**Exercise directions**
Gather all lines in the entries below that include the word "this".

**Provided records**
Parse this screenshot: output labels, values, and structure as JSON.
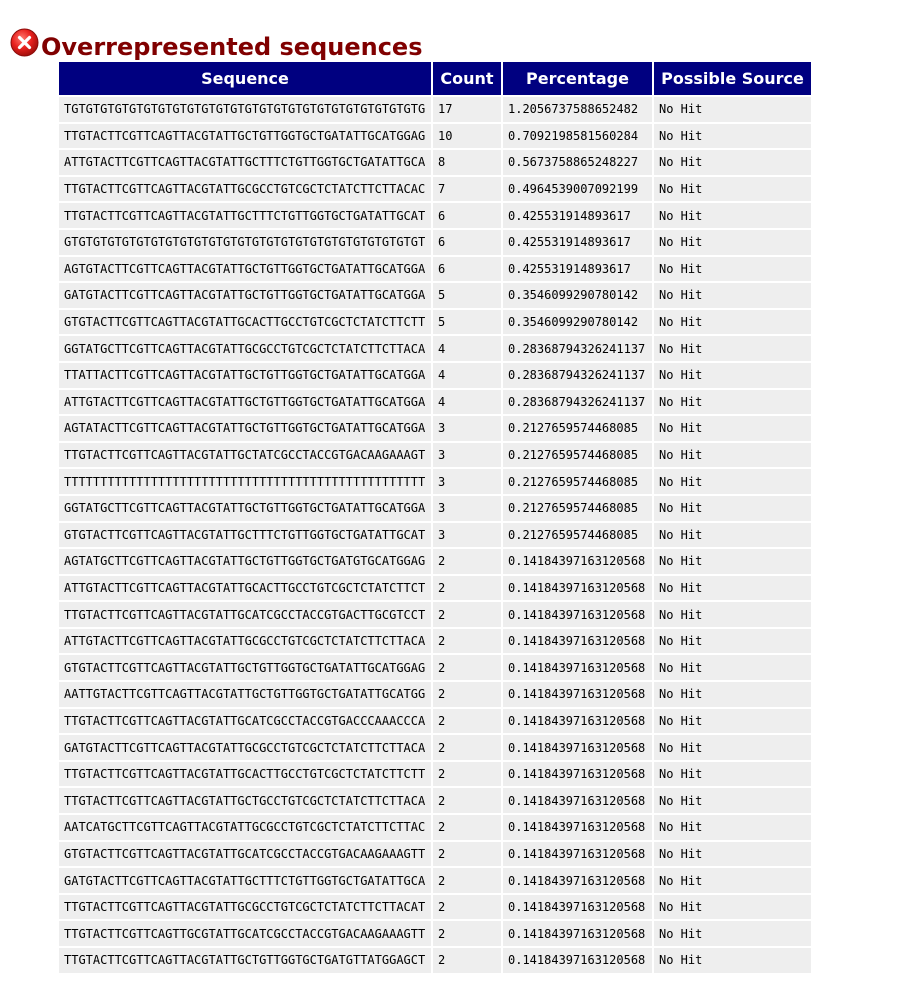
{
  "report": {
    "title": "Overrepresented sequences",
    "status": "fail",
    "status_icon": "fail-cross-icon",
    "status_color": "#e8211e",
    "title_color": "#800000",
    "header_bg": "#000080"
  },
  "table": {
    "columns": [
      "Sequence",
      "Count",
      "Percentage",
      "Possible Source"
    ],
    "rows": [
      {
        "sequence": "TGTGTGTGTGTGTGTGTGTGTGTGTGTGTGTGTGTGTGTGTGTGTGTGTG",
        "count": "17",
        "percentage": "1.2056737588652482",
        "source": "No Hit"
      },
      {
        "sequence": "TTGTACTTCGTTCAGTTACGTATTGCTGTTGGTGCTGATATTGCATGGAG",
        "count": "10",
        "percentage": "0.7092198581560284",
        "source": "No Hit"
      },
      {
        "sequence": "ATTGTACTTCGTTCAGTTACGTATTGCTTTCTGTTGGTGCTGATATTGCA",
        "count": "8",
        "percentage": "0.5673758865248227",
        "source": "No Hit"
      },
      {
        "sequence": "TTGTACTTCGTTCAGTTACGTATTGCGCCTGTCGCTCTATCTTCTTACAC",
        "count": "7",
        "percentage": "0.4964539007092199",
        "source": "No Hit"
      },
      {
        "sequence": "TTGTACTTCGTTCAGTTACGTATTGCTTTCTGTTGGTGCTGATATTGCAT",
        "count": "6",
        "percentage": "0.425531914893617",
        "source": "No Hit"
      },
      {
        "sequence": "GTGTGTGTGTGTGTGTGTGTGTGTGTGTGTGTGTGTGTGTGTGTGTGTGT",
        "count": "6",
        "percentage": "0.425531914893617",
        "source": "No Hit"
      },
      {
        "sequence": "AGTGTACTTCGTTCAGTTACGTATTGCTGTTGGTGCTGATATTGCATGGA",
        "count": "6",
        "percentage": "0.425531914893617",
        "source": "No Hit"
      },
      {
        "sequence": "GATGTACTTCGTTCAGTTACGTATTGCTGTTGGTGCTGATATTGCATGGA",
        "count": "5",
        "percentage": "0.3546099290780142",
        "source": "No Hit"
      },
      {
        "sequence": "GTGTACTTCGTTCAGTTACGTATTGCACTTGCCTGTCGCTCTATCTTCTT",
        "count": "5",
        "percentage": "0.3546099290780142",
        "source": "No Hit"
      },
      {
        "sequence": "GGTATGCTTCGTTCAGTTACGTATTGCGCCTGTCGCTCTATCTTCTTACA",
        "count": "4",
        "percentage": "0.28368794326241137",
        "source": "No Hit"
      },
      {
        "sequence": "TTATTACTTCGTTCAGTTACGTATTGCTGTTGGTGCTGATATTGCATGGA",
        "count": "4",
        "percentage": "0.28368794326241137",
        "source": "No Hit"
      },
      {
        "sequence": "ATTGTACTTCGTTCAGTTACGTATTGCTGTTGGTGCTGATATTGCATGGA",
        "count": "4",
        "percentage": "0.28368794326241137",
        "source": "No Hit"
      },
      {
        "sequence": "AGTATACTTCGTTCAGTTACGTATTGCTGTTGGTGCTGATATTGCATGGA",
        "count": "3",
        "percentage": "0.2127659574468085",
        "source": "No Hit"
      },
      {
        "sequence": "TTGTACTTCGTTCAGTTACGTATTGCTATCGCCTACCGTGACAAGAAAGT",
        "count": "3",
        "percentage": "0.2127659574468085",
        "source": "No Hit"
      },
      {
        "sequence": "TTTTTTTTTTTTTTTTTTTTTTTTTTTTTTTTTTTTTTTTTTTTTTTTTT",
        "count": "3",
        "percentage": "0.2127659574468085",
        "source": "No Hit"
      },
      {
        "sequence": "GGTATGCTTCGTTCAGTTACGTATTGCTGTTGGTGCTGATATTGCATGGA",
        "count": "3",
        "percentage": "0.2127659574468085",
        "source": "No Hit"
      },
      {
        "sequence": "GTGTACTTCGTTCAGTTACGTATTGCTTTCTGTTGGTGCTGATATTGCAT",
        "count": "3",
        "percentage": "0.2127659574468085",
        "source": "No Hit"
      },
      {
        "sequence": "AGTATGCTTCGTTCAGTTACGTATTGCTGTTGGTGCTGATGTGCATGGAG",
        "count": "2",
        "percentage": "0.14184397163120568",
        "source": "No Hit"
      },
      {
        "sequence": "ATTGTACTTCGTTCAGTTACGTATTGCACTTGCCTGTCGCTCTATCTTCT",
        "count": "2",
        "percentage": "0.14184397163120568",
        "source": "No Hit"
      },
      {
        "sequence": "TTGTACTTCGTTCAGTTACGTATTGCATCGCCTACCGTGACTTGCGTCCT",
        "count": "2",
        "percentage": "0.14184397163120568",
        "source": "No Hit"
      },
      {
        "sequence": "ATTGTACTTCGTTCAGTTACGTATTGCGCCTGTCGCTCTATCTTCTTACA",
        "count": "2",
        "percentage": "0.14184397163120568",
        "source": "No Hit"
      },
      {
        "sequence": "GTGTACTTCGTTCAGTTACGTATTGCTGTTGGTGCTGATATTGCATGGAG",
        "count": "2",
        "percentage": "0.14184397163120568",
        "source": "No Hit"
      },
      {
        "sequence": "AATTGTACTTCGTTCAGTTACGTATTGCTGTTGGTGCTGATATTGCATGG",
        "count": "2",
        "percentage": "0.14184397163120568",
        "source": "No Hit"
      },
      {
        "sequence": "TTGTACTTCGTTCAGTTACGTATTGCATCGCCTACCGTGACCCAAACCCA",
        "count": "2",
        "percentage": "0.14184397163120568",
        "source": "No Hit"
      },
      {
        "sequence": "GATGTACTTCGTTCAGTTACGTATTGCGCCTGTCGCTCTATCTTCTTACA",
        "count": "2",
        "percentage": "0.14184397163120568",
        "source": "No Hit"
      },
      {
        "sequence": "TTGTACTTCGTTCAGTTACGTATTGCACTTGCCTGTCGCTCTATCTTCTT",
        "count": "2",
        "percentage": "0.14184397163120568",
        "source": "No Hit"
      },
      {
        "sequence": "TTGTACTTCGTTCAGTTACGTATTGCTGCCTGTCGCTCTATCTTCTTACA",
        "count": "2",
        "percentage": "0.14184397163120568",
        "source": "No Hit"
      },
      {
        "sequence": "AATCATGCTTCGTTCAGTTACGTATTGCGCCTGTCGCTCTATCTTCTTAC",
        "count": "2",
        "percentage": "0.14184397163120568",
        "source": "No Hit"
      },
      {
        "sequence": "GTGTACTTCGTTCAGTTACGTATTGCATCGCCTACCGTGACAAGAAAGTT",
        "count": "2",
        "percentage": "0.14184397163120568",
        "source": "No Hit"
      },
      {
        "sequence": "GATGTACTTCGTTCAGTTACGTATTGCTTTCTGTTGGTGCTGATATTGCA",
        "count": "2",
        "percentage": "0.14184397163120568",
        "source": "No Hit"
      },
      {
        "sequence": "TTGTACTTCGTTCAGTTACGTATTGCGCCTGTCGCTCTATCTTCTTACAT",
        "count": "2",
        "percentage": "0.14184397163120568",
        "source": "No Hit"
      },
      {
        "sequence": "TTGTACTTCGTTCAGTTGCGTATTGCATCGCCTACCGTGACAAGAAAGTT",
        "count": "2",
        "percentage": "0.14184397163120568",
        "source": "No Hit"
      },
      {
        "sequence": "TTGTACTTCGTTCAGTTACGTATTGCTGTTGGTGCTGATGTTATGGAGCT",
        "count": "2",
        "percentage": "0.14184397163120568",
        "source": "No Hit"
      }
    ]
  }
}
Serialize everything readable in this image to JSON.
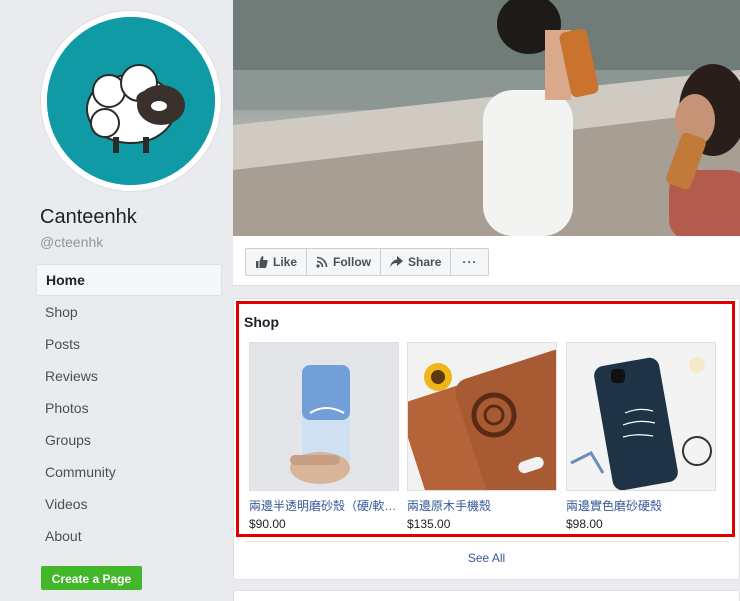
{
  "page": {
    "name": "Canteenhk",
    "handle": "@cteenhk"
  },
  "nav": {
    "items": [
      {
        "label": "Home",
        "active": true
      },
      {
        "label": "Shop"
      },
      {
        "label": "Posts"
      },
      {
        "label": "Reviews"
      },
      {
        "label": "Photos"
      },
      {
        "label": "Groups"
      },
      {
        "label": "Community"
      },
      {
        "label": "Videos"
      },
      {
        "label": "About"
      }
    ],
    "create_page_label": "Create a Page"
  },
  "actions": {
    "like_label": "Like",
    "follow_label": "Follow",
    "share_label": "Share",
    "more_label": "···"
  },
  "shop": {
    "title": "Shop",
    "products": [
      {
        "name": "兩邊半透明磨砂殼（硬/軟…",
        "price": "$90.00"
      },
      {
        "name": "兩邊原木手機殼",
        "price": "$135.00"
      },
      {
        "name": "兩邊實色磨砂硬殼",
        "price": "$98.00"
      }
    ],
    "see_all_label": "See All"
  },
  "colors": {
    "avatar_bg": "#0f9aa6",
    "link": "#365899",
    "create_page_green": "#42b72a",
    "highlight_red": "#e10000"
  },
  "icons": [
    "thumbs-up-icon",
    "rss-follow-icon",
    "share-arrow-icon",
    "more-dots-icon"
  ]
}
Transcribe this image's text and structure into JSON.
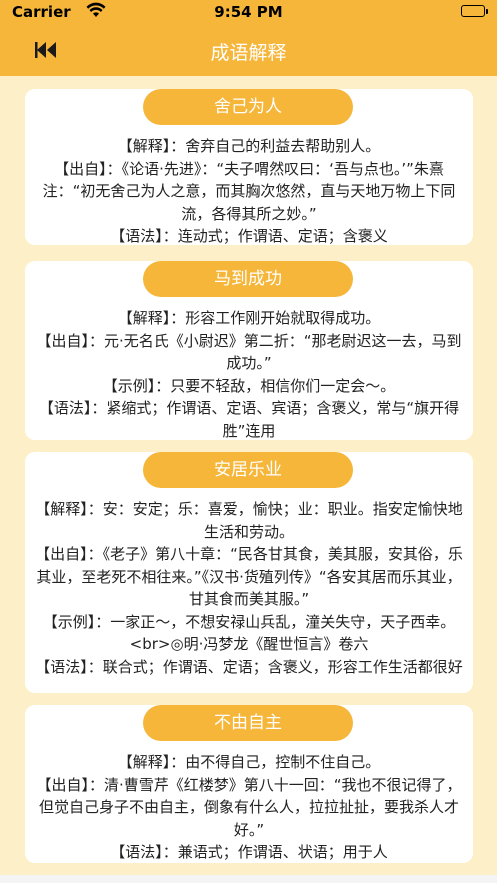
{
  "status_bar": {
    "carrier": "Carrier",
    "time": "9:54 PM"
  },
  "nav": {
    "title": "成语解释",
    "back_icon": "double-left-arrow-icon"
  },
  "cards": [
    {
      "title": "舍己为人",
      "lines": [
        "【解释】：舍弃自己的利益去帮助别人。",
        "【出自】：《论语·先进》：“夫子喟然叹曰：‘吾与点也。’”朱熹注：“初无舍己为人之意，而其胸次悠然，直与天地万物上下同流，各得其所之妙。”",
        "【语法】：连动式；作谓语、定语；含褒义"
      ]
    },
    {
      "title": "马到成功",
      "lines": [
        "【解释】：形容工作刚开始就取得成功。",
        "【出自】：元·无名氏《小尉迟》第二折：“那老尉迟这一去，马到成功。”",
        "【示例】：只要不轻敌，相信你们一定会～。",
        "【语法】：紧缩式；作谓语、定语、宾语；含褒义，常与“旗开得胜”连用"
      ]
    },
    {
      "title": "安居乐业",
      "lines": [
        "【解释】：安：安定；乐：喜爱，愉快；业：职业。指安定愉快地生活和劳动。",
        "【出自】：《老子》第八十章：“民各甘其食，美其服，安其俗，乐其业，至老死不相往来。”《汉书·货殖列传》“各安其居而乐其业，甘其食而美其服。”",
        "【示例】：一家正～，不想安禄山兵乱，潼关失守，天子西幸。<br>◎明·冯梦龙《醒世恒言》卷六",
        "【语法】：联合式；作谓语、定语；含褒义，形容工作生活都很好"
      ]
    },
    {
      "title": "不由自主",
      "lines": [
        "【解释】：由不得自己，控制不住自己。",
        "【出自】：清·曹雪芹《红楼梦》第八十一回：“我也不很记得了，但觉自己身子不由自主，倒象有什么人，拉拉扯扯，要我杀人才好。”",
        "【语法】：兼语式；作谓语、状语；用于人"
      ]
    }
  ]
}
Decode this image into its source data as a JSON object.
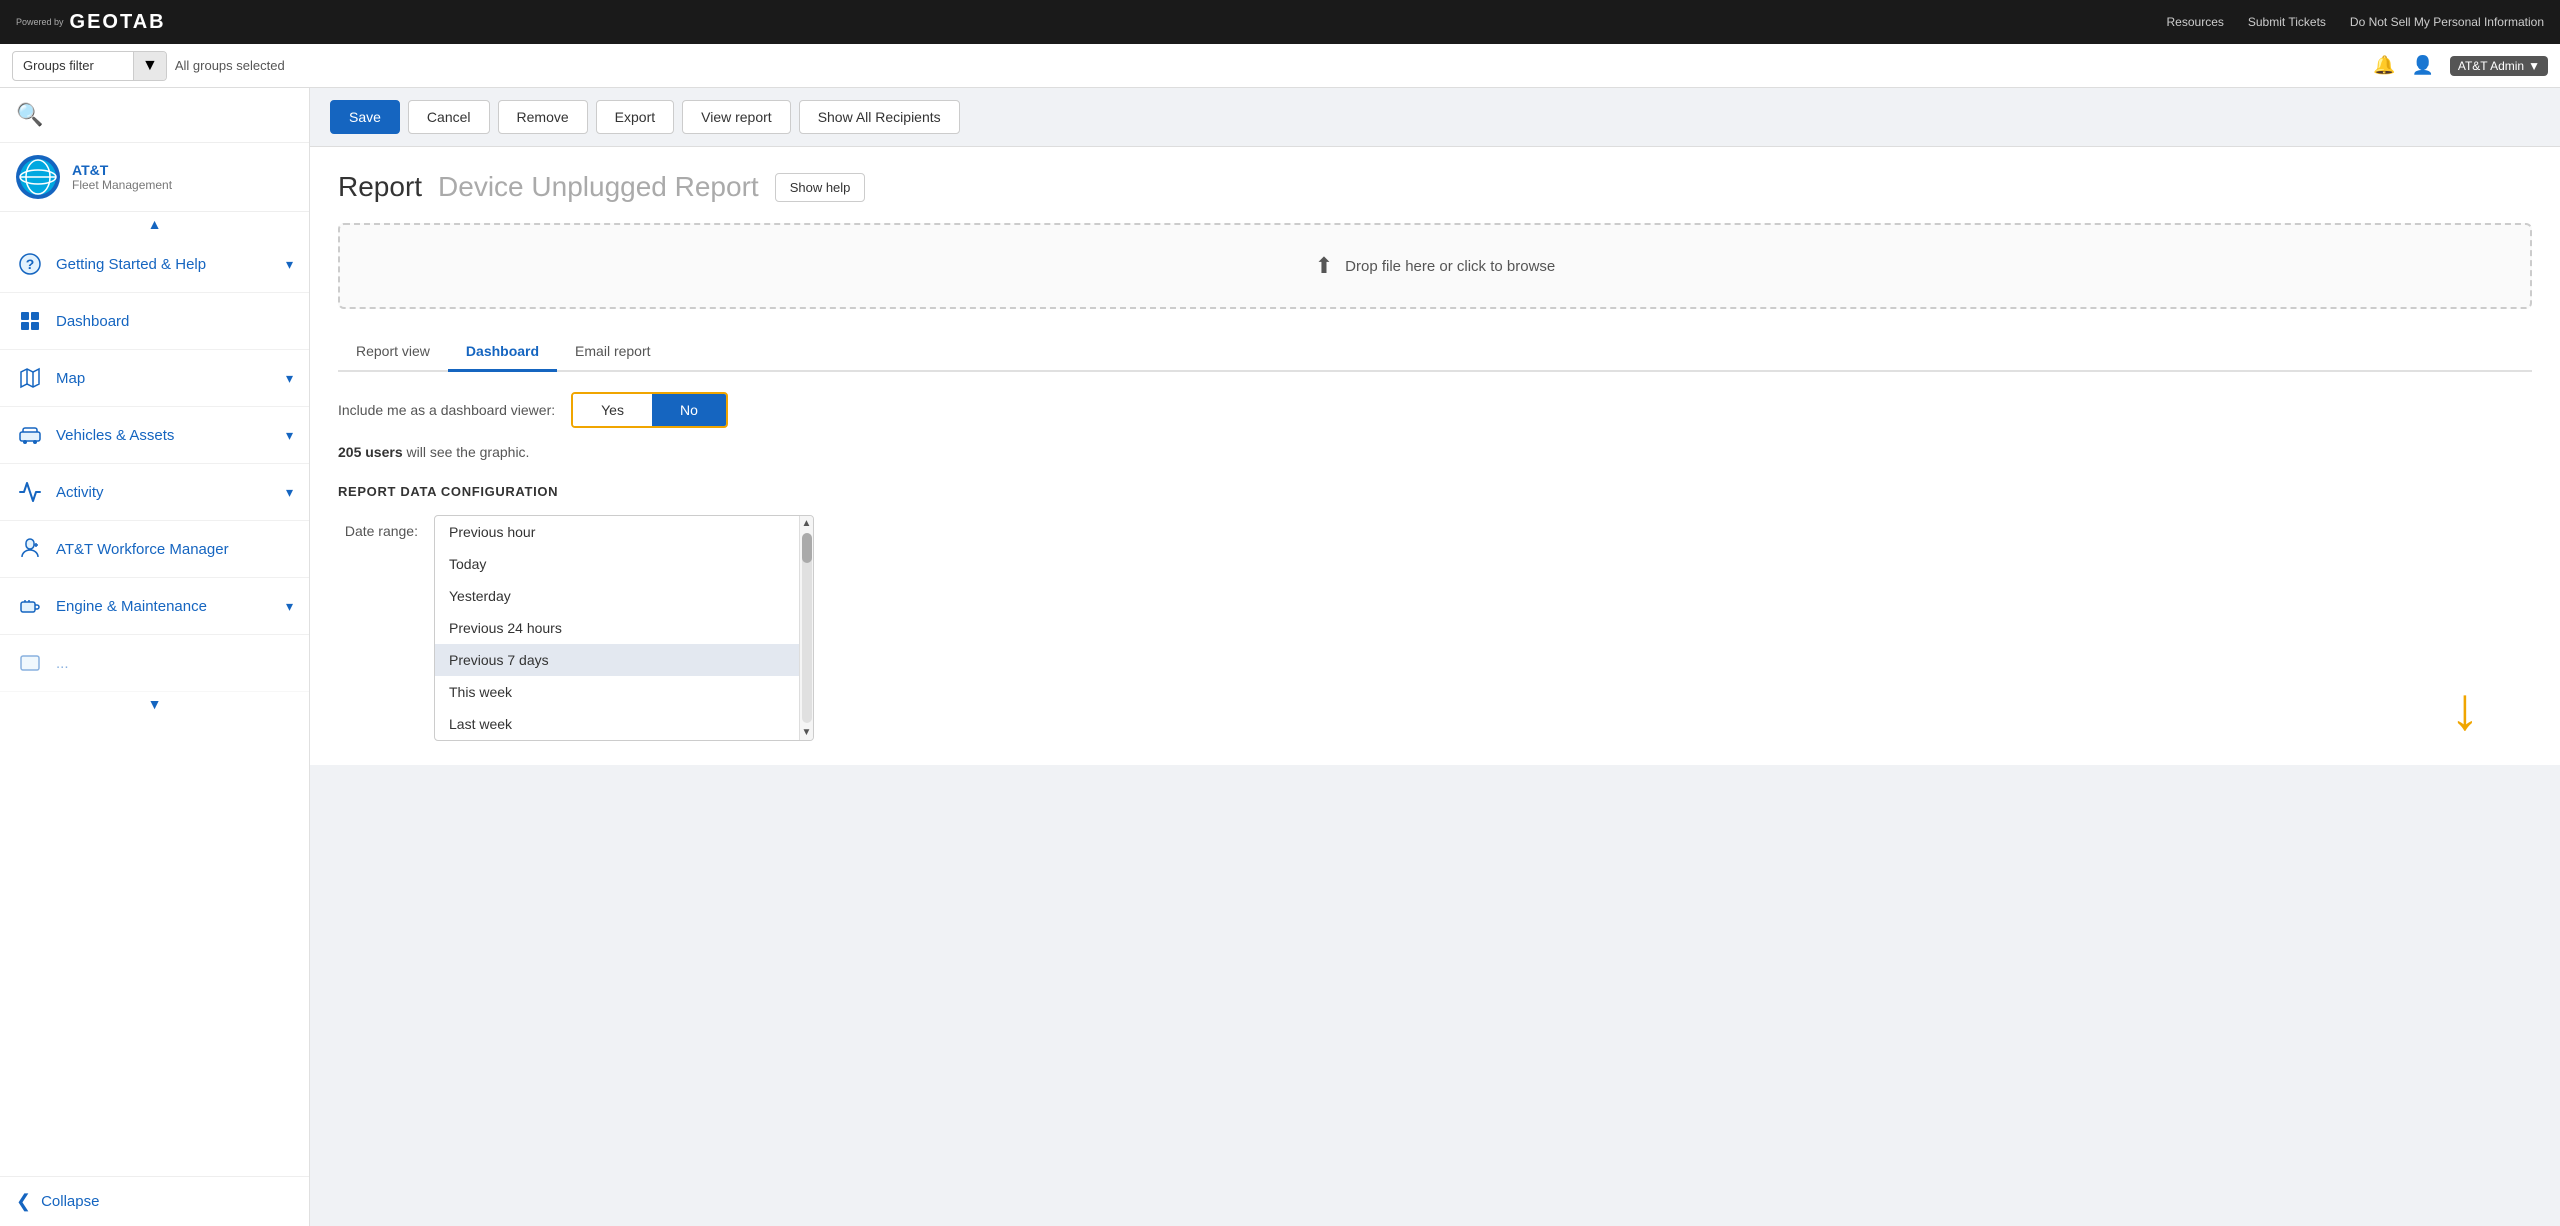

**Output of the exercise**
Parse this screenshot: output labels, values, and structure as JSON.
Serialize everything readable in this image to JSON.
Transcribe this image's text and structure into JSON.
Decode this image into its source data as a JSON object.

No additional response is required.